Macular degeneration is a slowly progressive disease that causes a reduction in central vision. In the early stages of the disease, the effect on vision may be minimal or unnoticeable. As the disease progresses, fine detail becomes more difficult to see, especially when reading. Vision may appear distorted, or parts of objects may appear to be missing. Macular degeneration is classified in two stages: dry and wet. In the dry form, a scar slowly develops over the macula causing decreased vision. In the wet form, blood vessels grow under the retina and leak, causing a large scar and severe visual loss. This leakage is not connected to watery eyes. There is no pain associated with macular degeneration. No one is totally sure what causes macular degeneration. Heredity, the environment, age and general health may all be factors. Recent studies indicate that exposure to ultraviolet radiation, as well as deficiencies in certain vitamins and trace minerals, may also affect macular degeneration. Smoking has been linked to the more severe form of macular degeneration.
Can Macular Degeneration Be Cured Or Treated?
At this time, there is no cure for macular degeneration; however, there are treatments and many good ways to live with and reduce the risk of severe vision loss. Recent advances in the treatment of macular degeneration involve intravitreal injections of specialized medications that target the disease. This new retina treatment technology can now save the vision in many people who previously did not have these options.
Many people can improve their vision by increasing the light and contrast. This can be accomplished by high energy light bulbs and amber or yellow tinted sunglasses. Glasses will also decrease ultraviolet radiation. Specific vitamins and minerals, such as vitamins A, E, C, and zinc, have been used to slow down macular degeneration. Surgery is being used more frequently. Research is also being conducted in transplanting retinal tissue. Early detection by selfmonitoring with an Amsler grid and stopping smoking are the two most proven ways to lower your risk of vision loss. An Amsler grid is a box with straight lines that can detect early changes by distortion.
Will Macular Degeneration Cause Blindness?
The progression of macular degeneration and individual responses to treatment are highly variable. Multiple laser treatments are sometimes necessary. Even in the most advanced cases, macular degeneration does not lead to blindness. The central area of vision may be significantly decreased, but peripheral or side vision remains clear. In these cases, a specialist in the field of low vision can often assist in making maximum use of the remaining vision.
Persons Over Age 50 Should See An Eye Care Professional Every 2 years.

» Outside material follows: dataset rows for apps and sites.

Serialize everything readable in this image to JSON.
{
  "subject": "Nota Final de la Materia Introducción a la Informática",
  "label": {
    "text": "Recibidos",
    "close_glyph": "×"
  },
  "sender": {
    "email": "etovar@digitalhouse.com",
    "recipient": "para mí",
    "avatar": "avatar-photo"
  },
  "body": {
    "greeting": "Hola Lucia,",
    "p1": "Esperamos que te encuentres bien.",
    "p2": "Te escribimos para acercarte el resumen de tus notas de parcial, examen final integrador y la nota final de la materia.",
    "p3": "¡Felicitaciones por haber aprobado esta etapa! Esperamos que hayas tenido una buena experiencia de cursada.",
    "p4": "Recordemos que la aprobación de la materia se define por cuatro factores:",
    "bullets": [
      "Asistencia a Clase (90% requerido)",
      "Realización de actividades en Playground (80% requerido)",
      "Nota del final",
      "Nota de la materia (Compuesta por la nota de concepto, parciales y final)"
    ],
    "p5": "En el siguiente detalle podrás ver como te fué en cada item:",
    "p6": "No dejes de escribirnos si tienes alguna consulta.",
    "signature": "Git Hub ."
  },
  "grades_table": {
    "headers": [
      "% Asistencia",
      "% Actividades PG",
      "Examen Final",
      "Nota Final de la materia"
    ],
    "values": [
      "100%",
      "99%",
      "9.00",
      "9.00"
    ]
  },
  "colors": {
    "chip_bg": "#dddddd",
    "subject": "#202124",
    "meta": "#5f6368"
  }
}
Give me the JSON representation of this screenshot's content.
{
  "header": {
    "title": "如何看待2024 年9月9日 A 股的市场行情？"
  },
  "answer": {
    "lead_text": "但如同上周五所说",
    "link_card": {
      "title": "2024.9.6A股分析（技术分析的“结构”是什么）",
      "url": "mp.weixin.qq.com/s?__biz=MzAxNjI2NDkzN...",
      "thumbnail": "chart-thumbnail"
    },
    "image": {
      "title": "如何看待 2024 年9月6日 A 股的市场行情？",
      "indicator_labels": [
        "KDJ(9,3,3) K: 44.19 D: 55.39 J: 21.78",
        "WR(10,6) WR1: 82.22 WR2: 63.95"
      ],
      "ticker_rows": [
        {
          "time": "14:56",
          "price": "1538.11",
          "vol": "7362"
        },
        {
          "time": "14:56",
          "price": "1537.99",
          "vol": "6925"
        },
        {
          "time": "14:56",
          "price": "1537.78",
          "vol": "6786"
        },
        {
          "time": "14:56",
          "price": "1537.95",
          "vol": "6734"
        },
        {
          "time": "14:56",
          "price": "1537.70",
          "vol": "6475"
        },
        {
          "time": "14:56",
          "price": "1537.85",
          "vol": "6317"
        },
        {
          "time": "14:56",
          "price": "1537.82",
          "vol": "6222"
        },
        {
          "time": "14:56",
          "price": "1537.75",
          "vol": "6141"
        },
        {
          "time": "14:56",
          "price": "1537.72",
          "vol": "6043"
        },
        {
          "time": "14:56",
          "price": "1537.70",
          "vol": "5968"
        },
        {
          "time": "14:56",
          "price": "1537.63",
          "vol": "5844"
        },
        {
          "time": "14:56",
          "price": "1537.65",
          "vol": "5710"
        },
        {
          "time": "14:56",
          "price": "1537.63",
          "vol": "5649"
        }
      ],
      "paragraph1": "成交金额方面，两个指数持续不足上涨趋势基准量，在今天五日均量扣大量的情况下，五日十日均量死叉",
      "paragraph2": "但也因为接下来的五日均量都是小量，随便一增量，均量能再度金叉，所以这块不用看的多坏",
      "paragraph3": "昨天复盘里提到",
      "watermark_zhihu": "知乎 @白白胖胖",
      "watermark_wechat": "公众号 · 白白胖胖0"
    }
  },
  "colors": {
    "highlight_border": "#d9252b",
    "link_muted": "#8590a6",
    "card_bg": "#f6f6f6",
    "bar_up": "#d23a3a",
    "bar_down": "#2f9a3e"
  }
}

Schedule your appointment today. Drs. Campbell, Cunningham, Taylor and Haun are standing by ready to offer personal care and state-of-the-art technology.
For an appointment, call (865) 584-0905.